As Martha used to say: "It's a Good Thing."

Day 120:

Gosh, I like purple. Too bad this sweater is shapeless at the bottom and acrylic as well. How cute would it be in silk?!

White Stag sweater: $10; To the Max blouse: $3 (clearance); Calvin Klein cords: $17 (Sam's); Earrings: $7 (George, I think)  Total: $37

Day 21:

I call this my Poor Girl's Ducks Unlimited Field Brunch ensemble. Very khaki and earth-toned for camouflage, with a luxe scarf for style. The vest is from the men's department (Great idea, Carrie!) and is faux-sheepskin lined. The outer shell is a reasonably soft canvas. Sturdy zipper. Deep pockets for extra shotgun shells or a dainty silver flask.

Wrangler vest: $25 (men's dept); Norma Kamali French terry 5-pocket pants: $15; scarf: $5; George turtle: $10; No Boundaries belt: $8; Faded Glory boots: $23; Earrings: $7  Total: $93

Visited StLouis briefly this past weekend and browsed some new Norma. More on that later....

Hope you're having a terrific week!


  1. So true, so true! I often find the best - clothes, books, nicknacks - are those things that I revisit over & over again, seeing them with new eyes each time, and loving them still. Doesn't it make you all warm & fuzzy inside when you read your words again and find that they still ring true days and months and years later? Sure, some of the sweaters and purses and shoes have to go, but (much like the words & phrases and characters) the ones that get to stay are loved all the more for the fact that they endure, that they still give you that satisfied feeling when looking at them from new perspectives.

    And yay on the vest, looking good as always! : )

  2. Hey lovely,

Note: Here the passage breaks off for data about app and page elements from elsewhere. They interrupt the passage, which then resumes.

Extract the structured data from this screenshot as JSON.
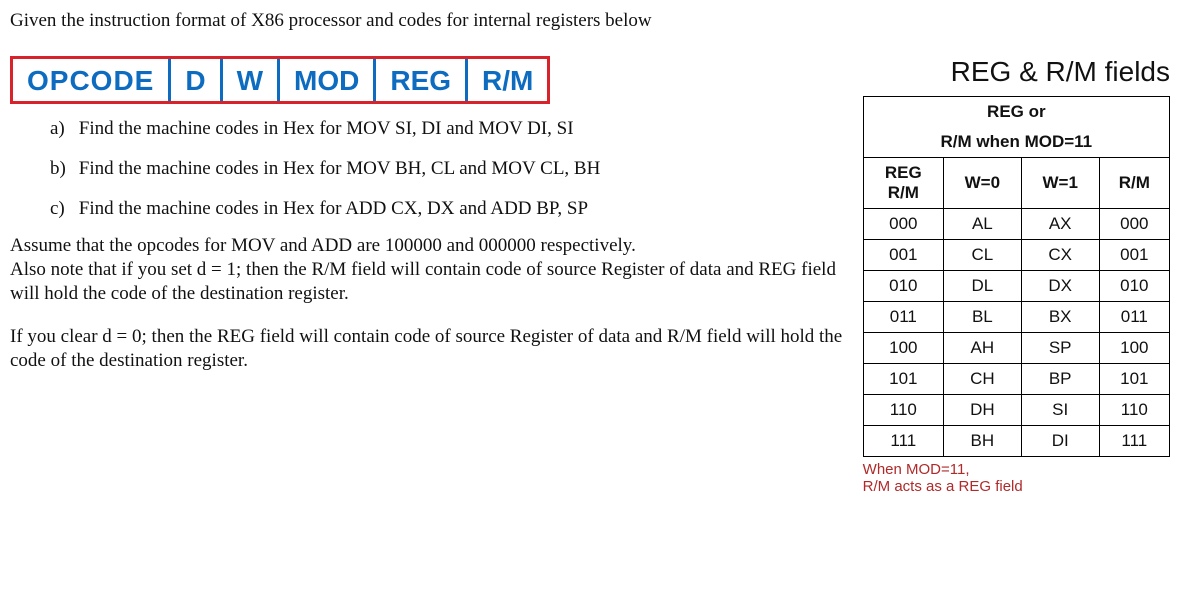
{
  "title": "Given the instruction format of X86 processor and codes for internal registers below",
  "format": {
    "segments": [
      "OPCODE",
      "D",
      "W",
      "MOD",
      "REG",
      "R/M"
    ]
  },
  "questions": {
    "a_label": "a)",
    "a": "Find the machine codes in Hex for MOV SI, DI and MOV DI, SI",
    "b_label": "b)",
    "b": "Find the machine codes in Hex for MOV BH, CL and MOV CL, BH",
    "c_label": "c)",
    "c": "Find the machine codes in Hex for ADD CX, DX and ADD BP, SP"
  },
  "para1": "Assume that the opcodes for MOV and ADD are 100000 and 000000 respectively.",
  "para2": "Also note that if you set d = 1; then the R/M field will contain code of source Register of data and REG field will hold the code of the destination register.",
  "para3": "If you clear d = 0; then the REG field will contain code of source Register of data and R/M field will hold the code of the destination register.",
  "table": {
    "title": "REG & R/M fields",
    "heading_top": "REG or",
    "heading_bottom": "R/M when MOD=11",
    "col1a": "REG",
    "col1b": "R/M",
    "col2": "W=0",
    "col3": "W=1",
    "col4": "R/M",
    "rows": [
      {
        "c1": "000",
        "c2": "AL",
        "c3": "AX",
        "c4": "000"
      },
      {
        "c1": "001",
        "c2": "CL",
        "c3": "CX",
        "c4": "001"
      },
      {
        "c1": "010",
        "c2": "DL",
        "c3": "DX",
        "c4": "010"
      },
      {
        "c1": "011",
        "c2": "BL",
        "c3": "BX",
        "c4": "011"
      },
      {
        "c1": "100",
        "c2": "AH",
        "c3": "SP",
        "c4": "100"
      },
      {
        "c1": "101",
        "c2": "CH",
        "c3": "BP",
        "c4": "101"
      },
      {
        "c1": "110",
        "c2": "DH",
        "c3": "SI",
        "c4": "110"
      },
      {
        "c1": "111",
        "c2": "BH",
        "c3": "DI",
        "c4": "111"
      }
    ],
    "footer1": "When MOD=11,",
    "footer2": "R/M acts as a REG field"
  }
}
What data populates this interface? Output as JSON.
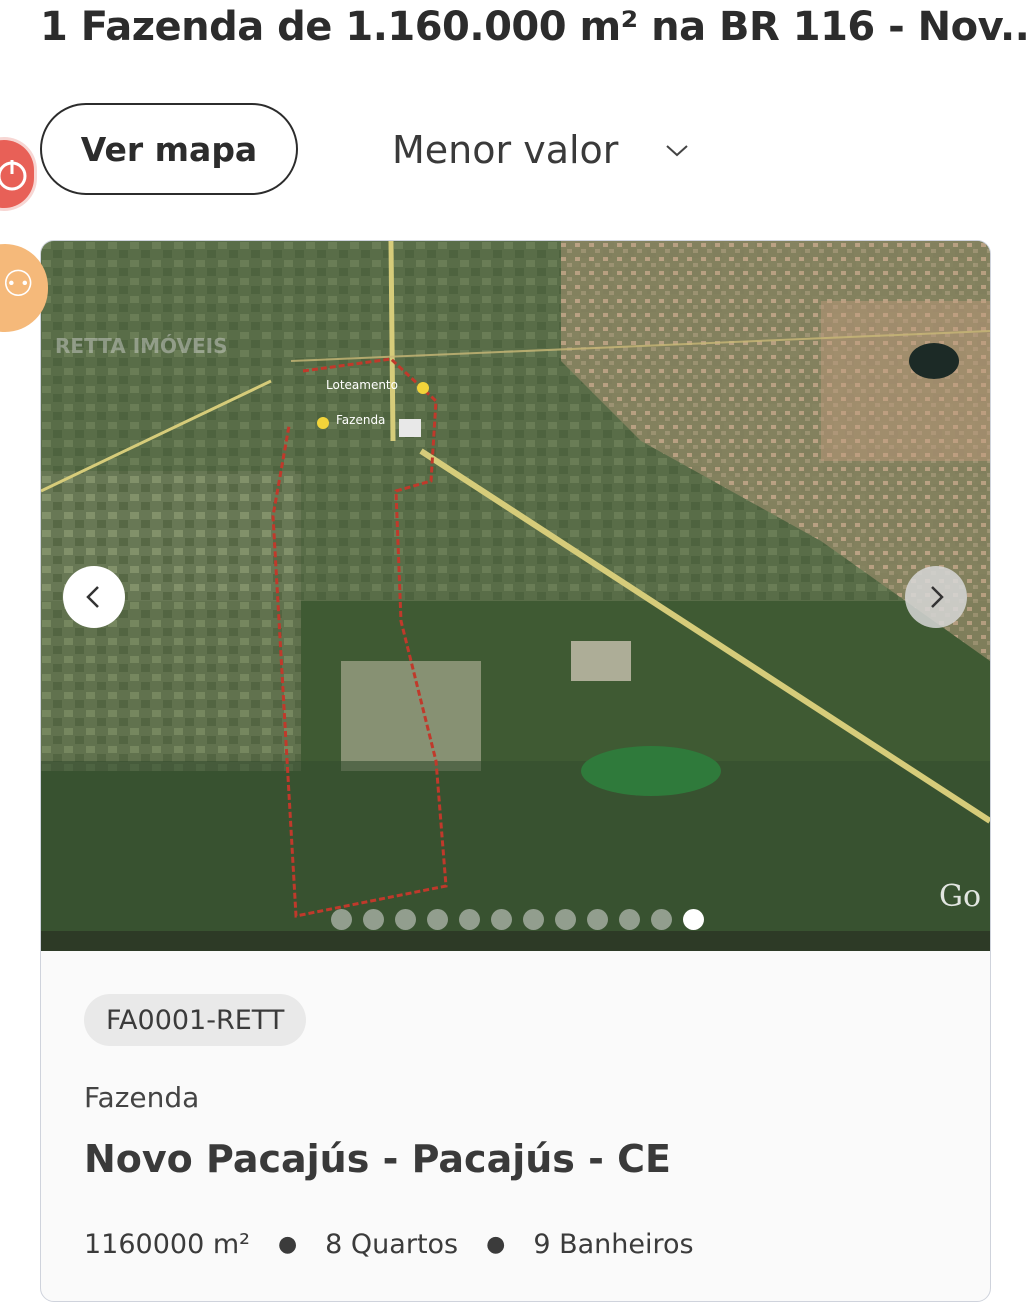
{
  "header": {
    "title": "1 Fazenda de 1.160.000 m² na BR 116 - Nov..."
  },
  "toolbar": {
    "map_button": "Ver mapa",
    "sort_selected": "Menor valor"
  },
  "listing": {
    "photo_overlay": {
      "watermark": "RETTA IMÓVEIS",
      "label_1": "Loteamento",
      "label_2": "Fazenda",
      "corner_text": "Go"
    },
    "carousel": {
      "total": 12,
      "active": 12
    },
    "code": "FA0001-RETT",
    "property_type": "Fazenda",
    "location": "Novo Pacajús - Pacajús - CE",
    "features": {
      "area": "1160000 m²",
      "rooms": "8 Quartos",
      "baths": "9 Banheiros"
    }
  },
  "icons": {
    "prev": "chevron-left-icon",
    "next": "chevron-right-icon",
    "sort": "chevron-down-icon",
    "float_1": "power-icon",
    "float_2": "accessibility-icon"
  },
  "colors": {
    "polygon": "#c0392b",
    "highway": "#d6cc7a",
    "fab_red": "#e86057",
    "fab_orange": "#f5b97a"
  }
}
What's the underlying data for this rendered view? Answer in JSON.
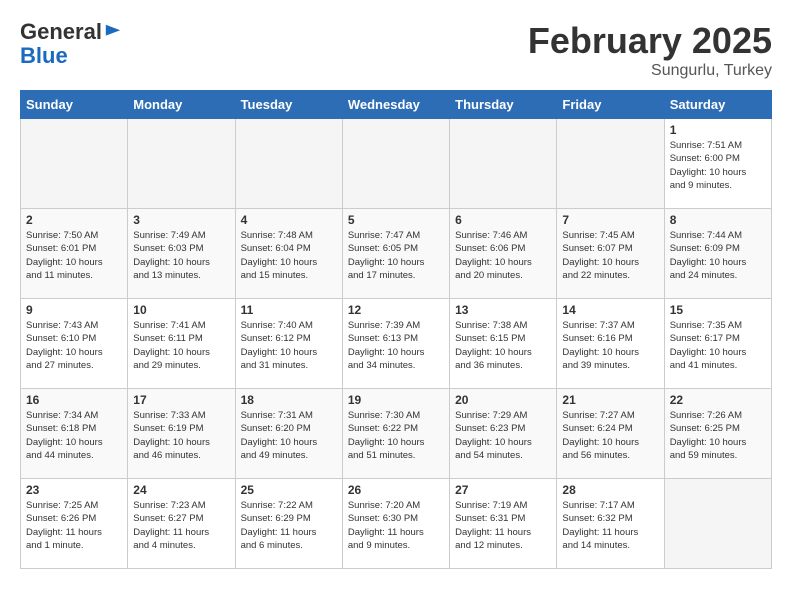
{
  "header": {
    "logo_line1": "General",
    "logo_line2": "Blue",
    "month": "February 2025",
    "location": "Sungurlu, Turkey"
  },
  "weekdays": [
    "Sunday",
    "Monday",
    "Tuesday",
    "Wednesday",
    "Thursday",
    "Friday",
    "Saturday"
  ],
  "weeks": [
    [
      {
        "day": "",
        "info": ""
      },
      {
        "day": "",
        "info": ""
      },
      {
        "day": "",
        "info": ""
      },
      {
        "day": "",
        "info": ""
      },
      {
        "day": "",
        "info": ""
      },
      {
        "day": "",
        "info": ""
      },
      {
        "day": "1",
        "info": "Sunrise: 7:51 AM\nSunset: 6:00 PM\nDaylight: 10 hours\nand 9 minutes."
      }
    ],
    [
      {
        "day": "2",
        "info": "Sunrise: 7:50 AM\nSunset: 6:01 PM\nDaylight: 10 hours\nand 11 minutes."
      },
      {
        "day": "3",
        "info": "Sunrise: 7:49 AM\nSunset: 6:03 PM\nDaylight: 10 hours\nand 13 minutes."
      },
      {
        "day": "4",
        "info": "Sunrise: 7:48 AM\nSunset: 6:04 PM\nDaylight: 10 hours\nand 15 minutes."
      },
      {
        "day": "5",
        "info": "Sunrise: 7:47 AM\nSunset: 6:05 PM\nDaylight: 10 hours\nand 17 minutes."
      },
      {
        "day": "6",
        "info": "Sunrise: 7:46 AM\nSunset: 6:06 PM\nDaylight: 10 hours\nand 20 minutes."
      },
      {
        "day": "7",
        "info": "Sunrise: 7:45 AM\nSunset: 6:07 PM\nDaylight: 10 hours\nand 22 minutes."
      },
      {
        "day": "8",
        "info": "Sunrise: 7:44 AM\nSunset: 6:09 PM\nDaylight: 10 hours\nand 24 minutes."
      }
    ],
    [
      {
        "day": "9",
        "info": "Sunrise: 7:43 AM\nSunset: 6:10 PM\nDaylight: 10 hours\nand 27 minutes."
      },
      {
        "day": "10",
        "info": "Sunrise: 7:41 AM\nSunset: 6:11 PM\nDaylight: 10 hours\nand 29 minutes."
      },
      {
        "day": "11",
        "info": "Sunrise: 7:40 AM\nSunset: 6:12 PM\nDaylight: 10 hours\nand 31 minutes."
      },
      {
        "day": "12",
        "info": "Sunrise: 7:39 AM\nSunset: 6:13 PM\nDaylight: 10 hours\nand 34 minutes."
      },
      {
        "day": "13",
        "info": "Sunrise: 7:38 AM\nSunset: 6:15 PM\nDaylight: 10 hours\nand 36 minutes."
      },
      {
        "day": "14",
        "info": "Sunrise: 7:37 AM\nSunset: 6:16 PM\nDaylight: 10 hours\nand 39 minutes."
      },
      {
        "day": "15",
        "info": "Sunrise: 7:35 AM\nSunset: 6:17 PM\nDaylight: 10 hours\nand 41 minutes."
      }
    ],
    [
      {
        "day": "16",
        "info": "Sunrise: 7:34 AM\nSunset: 6:18 PM\nDaylight: 10 hours\nand 44 minutes."
      },
      {
        "day": "17",
        "info": "Sunrise: 7:33 AM\nSunset: 6:19 PM\nDaylight: 10 hours\nand 46 minutes."
      },
      {
        "day": "18",
        "info": "Sunrise: 7:31 AM\nSunset: 6:20 PM\nDaylight: 10 hours\nand 49 minutes."
      },
      {
        "day": "19",
        "info": "Sunrise: 7:30 AM\nSunset: 6:22 PM\nDaylight: 10 hours\nand 51 minutes."
      },
      {
        "day": "20",
        "info": "Sunrise: 7:29 AM\nSunset: 6:23 PM\nDaylight: 10 hours\nand 54 minutes."
      },
      {
        "day": "21",
        "info": "Sunrise: 7:27 AM\nSunset: 6:24 PM\nDaylight: 10 hours\nand 56 minutes."
      },
      {
        "day": "22",
        "info": "Sunrise: 7:26 AM\nSunset: 6:25 PM\nDaylight: 10 hours\nand 59 minutes."
      }
    ],
    [
      {
        "day": "23",
        "info": "Sunrise: 7:25 AM\nSunset: 6:26 PM\nDaylight: 11 hours\nand 1 minute."
      },
      {
        "day": "24",
        "info": "Sunrise: 7:23 AM\nSunset: 6:27 PM\nDaylight: 11 hours\nand 4 minutes."
      },
      {
        "day": "25",
        "info": "Sunrise: 7:22 AM\nSunset: 6:29 PM\nDaylight: 11 hours\nand 6 minutes."
      },
      {
        "day": "26",
        "info": "Sunrise: 7:20 AM\nSunset: 6:30 PM\nDaylight: 11 hours\nand 9 minutes."
      },
      {
        "day": "27",
        "info": "Sunrise: 7:19 AM\nSunset: 6:31 PM\nDaylight: 11 hours\nand 12 minutes."
      },
      {
        "day": "28",
        "info": "Sunrise: 7:17 AM\nSunset: 6:32 PM\nDaylight: 11 hours\nand 14 minutes."
      },
      {
        "day": "",
        "info": ""
      }
    ]
  ]
}
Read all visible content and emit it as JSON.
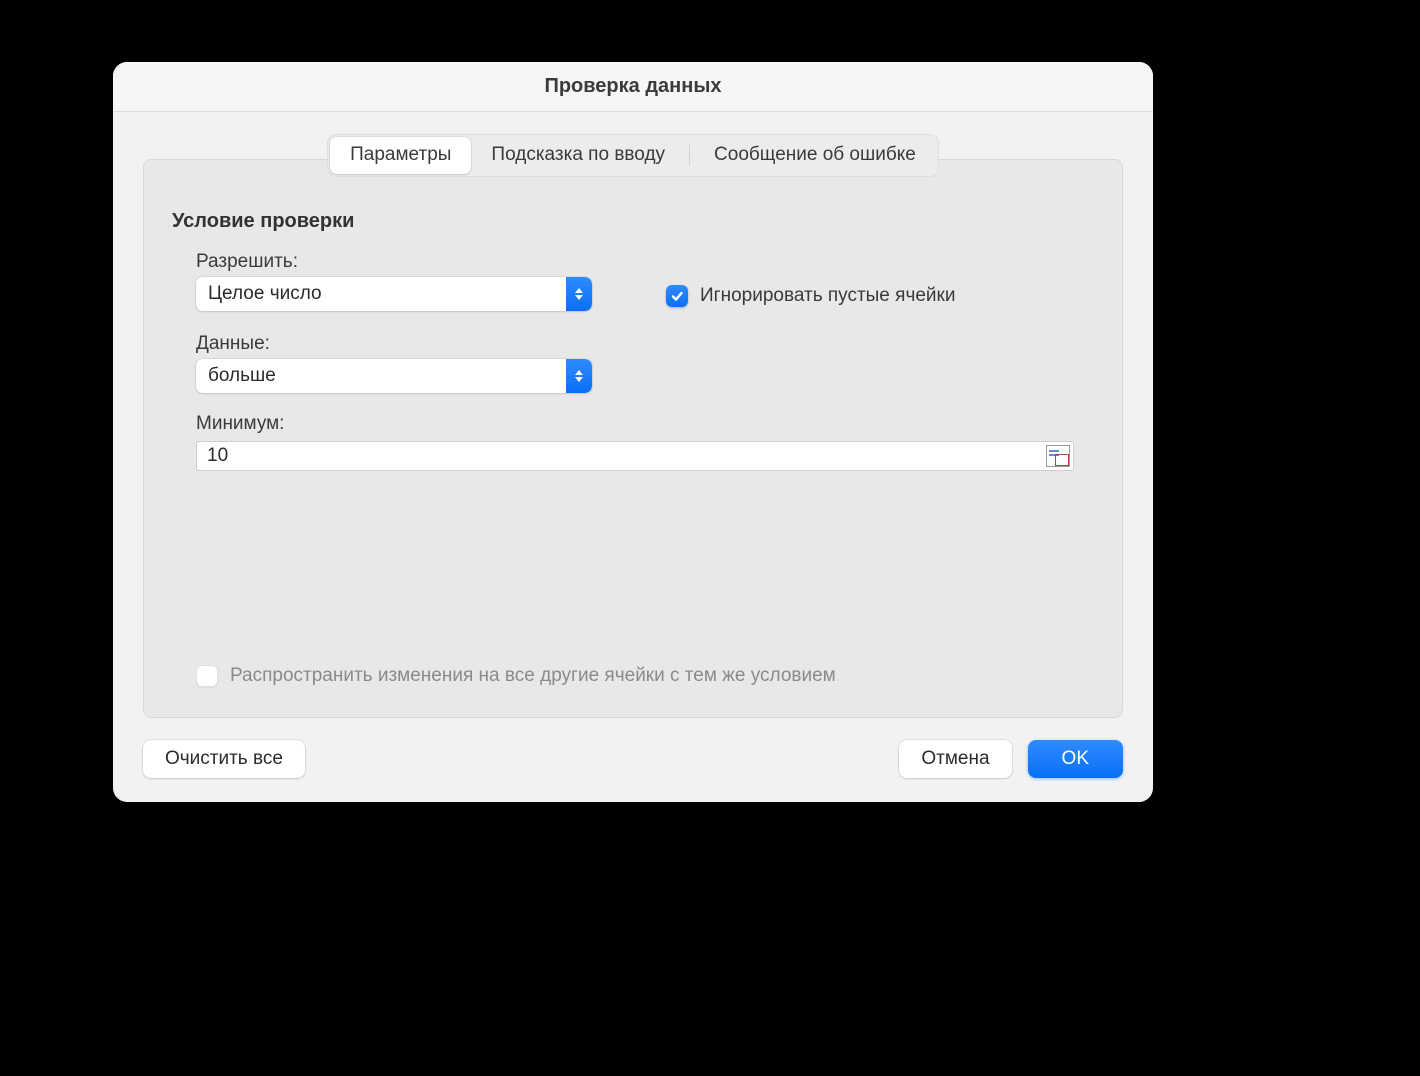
{
  "window": {
    "title": "Проверка данных"
  },
  "tabs": {
    "parameters": "Параметры",
    "input_hint": "Подсказка по вводу",
    "error_message": "Сообщение об ошибке"
  },
  "section": {
    "title": "Условие проверки"
  },
  "fields": {
    "allow_label": "Разрешить:",
    "allow_value": "Целое число",
    "data_label": "Данные:",
    "data_value": "больше",
    "minimum_label": "Минимум:",
    "minimum_value": "10"
  },
  "checkboxes": {
    "ignore_blank": {
      "label": "Игнорировать пустые ячейки",
      "checked": true
    },
    "propagate": {
      "label": "Распространить изменения на все другие ячейки с тем же условием",
      "checked": false,
      "disabled": true
    }
  },
  "buttons": {
    "clear_all": "Очистить все",
    "cancel": "Отмена",
    "ok": "OK"
  }
}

    I loved this post! I enjoy revision on short projects, find it more daunting on the longer ones. And time is key which is hard because I'm always fighting with that impulsive -- get it out there, it's brillaint, followed by, OMG, it's a nightmare, people will think the sepsis did cause brain damage (I read that result is not an infrequent side effect -- joy!) As for decluttering, it is my very favorite thing to do. I would love to be a professional organizer (nobody ever watching me in the world would imagine it, but I'm very organized in the house, to the point of madness) I love your story about the sweater. That old impulse of making things work, no matter what, based on an ideal. I'm definitely a member of that club.

  3. Carrie, you're so sweet. You said it all much better than I did. It makes me think I need to do a post on some of my treasures. : )

    Dearest Michelle, Will you please come and organize me? And for me, that "impulse of making things work, no matter what, based on an ideal" often makes life very interesting--in that Chinese curse kind of way.

  4. Yay! Treasure post, treasure post! I should think that would be a fun one to read. Of course, so far everything you write is fun to read...

    Michelle, if you're interested in being a roving organizer, please add me to your list of stops. I live in a state of organized clutter, currently!